On the other end of the field, Green Bay has a clear no. 1 corner in Jaire Alexander. The reasoning here, as I see it, would have the Packers locking Jaire on Callaway to limit him to the fewest possible targets, taking the Saints passing game to a ridiculous low production if only because of the lack of viable targets. I see this as a potential shadow coverage this weekend, rendering NOLA null at passing and forcing them to rush the ball more often than not. And hey, it’s not that Callaway’s 2020 season of 42.3 PPR total and 3.8 FPPG is anything to call home about. Jaire Alexander is coming off a season in which he posted the seventh-best PPR-against/Route mark, the fourth-best PPR-against/Target mark, and tied for the third-lowest completion rate allowed to opposition QBs at just 49%. Insane numbers to put the clamps of a rather dubious go-to receiver with tons of things still to prove.

Sterling Shepard (NYG) vs. Bryce Callahan (DEN)

The poor Giants can’t catch a break. They drafted an early-day bust in WR Kadarius Toney (who is limited in practice and questionable for W1). They lost TE1 Evan Engram not long ago and he’s expected to miss kickoff week... and they have now also gotten news about backup TEs Kyle Rudolph and Kaden Smith getting banged up too. And they also have their starting RB Saquon Barkley and their most-expensive FA in WR Kenny Golladay with question marks above their heads. Lord, have mercy. Shepard seems to be the only healthy body around Big Blue these days, and that alone can be good for his upside in the Week 1 matchup against Denver. Or is it?

If you read Alexander’s blurb above, and most probably even if you didn’t, you know Jaire Alexander is a mighty corner. Well, Bryce Callahan was even better. Sure, the game-sample was smaller with just 10 games played last season, but Callahan still defended 345 routes while at it allowing a measly 39 completions in 68 targets for 335 receiving yards. Just in case, and for context, here are his ranks in different categories: top-3 in PPR/Tgt, top-6 in PPR/Route, top-20 in routes defended per game, tied-top-2 in TD allowed with just one, top-20 in completion rate allowed, and top-9 in YPR surrendered. Those are absolutely crazy numbers, and while Shepard closed 2020 with 22.7 and 33.6-PPR performances, I just can’t trust him getting back to that level in Week 1, much less against a true shutdown corner as Callahan proved to be last year.

Allen Robinson II (CHI) vs. Jalen Ramsey (LAR)

This might be the marquee matchup of the NFL kickoff week. Both A-Rob and Ramsey are top-tier players at their respective positions, and they’re facing each other in W1 of the 2021 season. If you have paid the minimum attention to the preseason developments around the NFL you know what’s popping in Chicago: HC Matt Naggy named Andy Dalton the starter at least for the first week of the campaign. Ugh. That’s already a hit on a Robinson that will, once more, endure shitty quarterbacking at least for one more game as Justin Fields waits on the wings. Same as with Marquez Callaway (read above), A-Rob could be shadowed by Ramsey just because the Bears lack talent all around the field and limiting their only viable WR might prove key for LA to get the W.
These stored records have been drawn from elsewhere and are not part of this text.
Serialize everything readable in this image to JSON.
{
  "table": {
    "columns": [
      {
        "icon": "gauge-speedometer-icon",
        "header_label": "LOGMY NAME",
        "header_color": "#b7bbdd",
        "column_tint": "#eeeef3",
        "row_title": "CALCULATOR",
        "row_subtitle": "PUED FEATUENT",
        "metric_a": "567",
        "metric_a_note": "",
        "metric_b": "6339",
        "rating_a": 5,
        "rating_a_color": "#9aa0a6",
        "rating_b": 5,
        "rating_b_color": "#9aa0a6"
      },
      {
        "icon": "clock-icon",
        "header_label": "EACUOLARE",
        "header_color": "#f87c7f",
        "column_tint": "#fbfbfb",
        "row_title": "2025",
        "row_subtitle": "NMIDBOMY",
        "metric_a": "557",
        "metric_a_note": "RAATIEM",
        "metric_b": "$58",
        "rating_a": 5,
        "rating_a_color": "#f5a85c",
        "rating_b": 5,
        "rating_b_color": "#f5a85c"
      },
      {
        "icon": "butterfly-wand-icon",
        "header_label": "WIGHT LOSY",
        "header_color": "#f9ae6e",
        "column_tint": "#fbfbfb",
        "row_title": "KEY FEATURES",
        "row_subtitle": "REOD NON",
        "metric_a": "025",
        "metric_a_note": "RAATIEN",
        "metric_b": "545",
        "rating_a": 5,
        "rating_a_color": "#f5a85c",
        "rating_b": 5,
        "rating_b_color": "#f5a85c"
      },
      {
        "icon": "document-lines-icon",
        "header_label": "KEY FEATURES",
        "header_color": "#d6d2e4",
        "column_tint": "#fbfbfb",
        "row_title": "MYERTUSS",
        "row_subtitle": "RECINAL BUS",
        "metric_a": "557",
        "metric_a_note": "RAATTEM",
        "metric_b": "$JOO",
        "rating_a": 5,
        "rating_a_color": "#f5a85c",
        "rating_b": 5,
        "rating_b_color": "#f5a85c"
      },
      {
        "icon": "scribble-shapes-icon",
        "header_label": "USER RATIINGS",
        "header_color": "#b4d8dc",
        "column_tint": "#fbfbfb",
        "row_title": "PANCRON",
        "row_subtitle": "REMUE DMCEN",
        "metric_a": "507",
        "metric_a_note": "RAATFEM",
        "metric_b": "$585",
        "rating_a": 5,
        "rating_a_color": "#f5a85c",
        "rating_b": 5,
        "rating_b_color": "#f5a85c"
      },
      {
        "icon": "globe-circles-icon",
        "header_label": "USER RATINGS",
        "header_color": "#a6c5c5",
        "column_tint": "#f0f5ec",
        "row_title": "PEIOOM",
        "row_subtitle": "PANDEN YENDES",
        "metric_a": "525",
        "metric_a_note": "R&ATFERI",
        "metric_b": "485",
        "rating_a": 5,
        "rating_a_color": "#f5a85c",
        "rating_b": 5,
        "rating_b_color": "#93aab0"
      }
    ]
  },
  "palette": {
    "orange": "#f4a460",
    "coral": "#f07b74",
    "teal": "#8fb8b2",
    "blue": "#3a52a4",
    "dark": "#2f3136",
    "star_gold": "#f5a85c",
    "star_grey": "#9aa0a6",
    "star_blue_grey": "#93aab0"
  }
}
Ramsey already covered Robinson last year in their Week 7 matchup, one in which the wideout was limited to just 7.5 PPR points in 42 routers against the corner, finishing with a 6-4-35 line and no touchdowns on the day while “allowing” an interception to Ramsey. Truth be told, Robinson always struggles against shadow coverage and in four such matchups last year he never topped 15 PPR points with a couple of 6-PPR performances baked into it—he missed on scoring touchdowns in all four of those games. If only for a week, and as we wait for Fields to take the reins, you might be smart fading A-Rob in DFS contest come Sunday.